WHAT THE TASK ASKS: Return every line below exactly as written.

Dataset rows describing interfaces
::::

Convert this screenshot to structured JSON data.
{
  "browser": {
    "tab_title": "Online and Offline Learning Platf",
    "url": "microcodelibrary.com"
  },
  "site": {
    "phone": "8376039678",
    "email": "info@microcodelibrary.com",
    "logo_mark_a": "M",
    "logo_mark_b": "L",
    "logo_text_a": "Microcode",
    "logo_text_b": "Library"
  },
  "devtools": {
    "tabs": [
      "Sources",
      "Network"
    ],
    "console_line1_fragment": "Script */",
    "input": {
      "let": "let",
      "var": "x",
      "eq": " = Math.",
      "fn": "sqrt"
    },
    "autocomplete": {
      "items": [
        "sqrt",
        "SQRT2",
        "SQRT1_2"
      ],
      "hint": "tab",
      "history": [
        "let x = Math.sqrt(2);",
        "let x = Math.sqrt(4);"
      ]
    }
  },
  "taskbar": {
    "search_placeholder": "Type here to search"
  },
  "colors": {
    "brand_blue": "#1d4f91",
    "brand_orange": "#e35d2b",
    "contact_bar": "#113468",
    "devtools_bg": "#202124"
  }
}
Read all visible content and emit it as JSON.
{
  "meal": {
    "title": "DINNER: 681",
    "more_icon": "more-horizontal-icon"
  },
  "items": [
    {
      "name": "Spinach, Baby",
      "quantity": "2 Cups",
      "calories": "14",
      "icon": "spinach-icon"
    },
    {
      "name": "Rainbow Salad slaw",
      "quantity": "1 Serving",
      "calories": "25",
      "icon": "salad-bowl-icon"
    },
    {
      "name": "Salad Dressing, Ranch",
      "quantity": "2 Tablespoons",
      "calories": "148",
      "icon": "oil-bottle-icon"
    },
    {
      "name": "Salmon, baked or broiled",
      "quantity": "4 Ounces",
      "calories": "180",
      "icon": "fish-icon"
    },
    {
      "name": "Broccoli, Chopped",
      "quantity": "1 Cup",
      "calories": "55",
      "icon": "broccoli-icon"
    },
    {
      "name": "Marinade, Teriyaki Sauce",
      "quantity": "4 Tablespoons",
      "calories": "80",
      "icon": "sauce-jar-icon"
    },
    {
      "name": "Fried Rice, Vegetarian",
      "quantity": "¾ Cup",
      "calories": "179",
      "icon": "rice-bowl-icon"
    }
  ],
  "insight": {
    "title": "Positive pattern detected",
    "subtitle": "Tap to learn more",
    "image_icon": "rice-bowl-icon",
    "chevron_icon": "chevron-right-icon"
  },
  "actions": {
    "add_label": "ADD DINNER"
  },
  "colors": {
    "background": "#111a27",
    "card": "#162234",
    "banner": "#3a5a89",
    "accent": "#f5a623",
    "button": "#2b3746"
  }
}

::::

TASK SOLUTION:
Convert this screenshot to structured JSON data.
{
  "browser": {
    "tab_title": "Online and Offline Learning Platf",
    "url": "microcodelibrary.com"
  },
  "site": {
    "phone": "8376039678",
    "email": "info@microcodelibrary.com",
    "logo_mark_a": "M",
    "logo_mark_b": "L",
    "logo_text_a": "Microcode",
    "logo_text_b": "Library"
  },
  "devtools": {
    "tabs": [
      "Sources",
      "Network"
    ],
    "console_line1_fragment": "Script */",
    "input": {
      "let": "let",
      "var": "x",
      "eq": " = Math.",
      "fn": "sqrt"
    },
    "autocomplete": {
      "items": [
        "sqrt",
        "SQRT2",
        "SQRT1_2"
      ],
      "hint": "tab",
      "history": [
        "let x = Math.sqrt(2);",
        "let x = Math.sqrt(4);"
      ]
    }
  },
  "taskbar": {
    "search_placeholder": "Type here to search"
  },
  "colors": {
    "brand_blue": "#1d4f91",
    "brand_orange": "#e35d2b",
    "contact_bar": "#113468",
    "devtools_bg": "#202124"
  }
}
Read all visible content and emit it as JSON.
{
  "meal": {
    "title": "DINNER: 681",
    "more_icon": "more-horizontal-icon"
  },
  "items": [
    {
      "name": "Spinach, Baby",
      "quantity": "2 Cups",
      "calories": "14",
      "icon": "spinach-icon"
    },
    {
      "name": "Rainbow Salad slaw",
      "quantity": "1 Serving",
      "calories": "25",
      "icon": "salad-bowl-icon"
    },
    {
      "name": "Salad Dressing, Ranch",
      "quantity": "2 Tablespoons",
      "calories": "148",
      "icon": "oil-bottle-icon"
    },
    {
      "name": "Salmon, baked or broiled",
      "quantity": "4 Ounces",
      "calories": "180",
      "icon": "fish-icon"
    },
    {
      "name": "Broccoli, Chopped",
      "quantity": "1 Cup",
      "calories": "55",
      "icon": "broccoli-icon"
    },
    {
      "name": "Marinade, Teriyaki Sauce",
      "quantity": "4 Tablespoons",
      "calories": "80",
      "icon": "sauce-jar-icon"
    },
    {
      "name": "Fried Rice, Vegetarian",
      "quantity": "¾ Cup",
      "calories": "179",
      "icon": "rice-bowl-icon"
    }
  ],
  "insight": {
    "title": "Positive pattern detected",
    "subtitle": "Tap to learn more",
    "image_icon": "rice-bowl-icon",
    "chevron_icon": "chevron-right-icon"
  },
  "actions": {
    "add_label": "ADD DINNER"
  },
  "colors": {
    "background": "#111a27",
    "card": "#162234",
    "banner": "#3a5a89",
    "accent": "#f5a623",
    "button": "#2b3746"
  }
}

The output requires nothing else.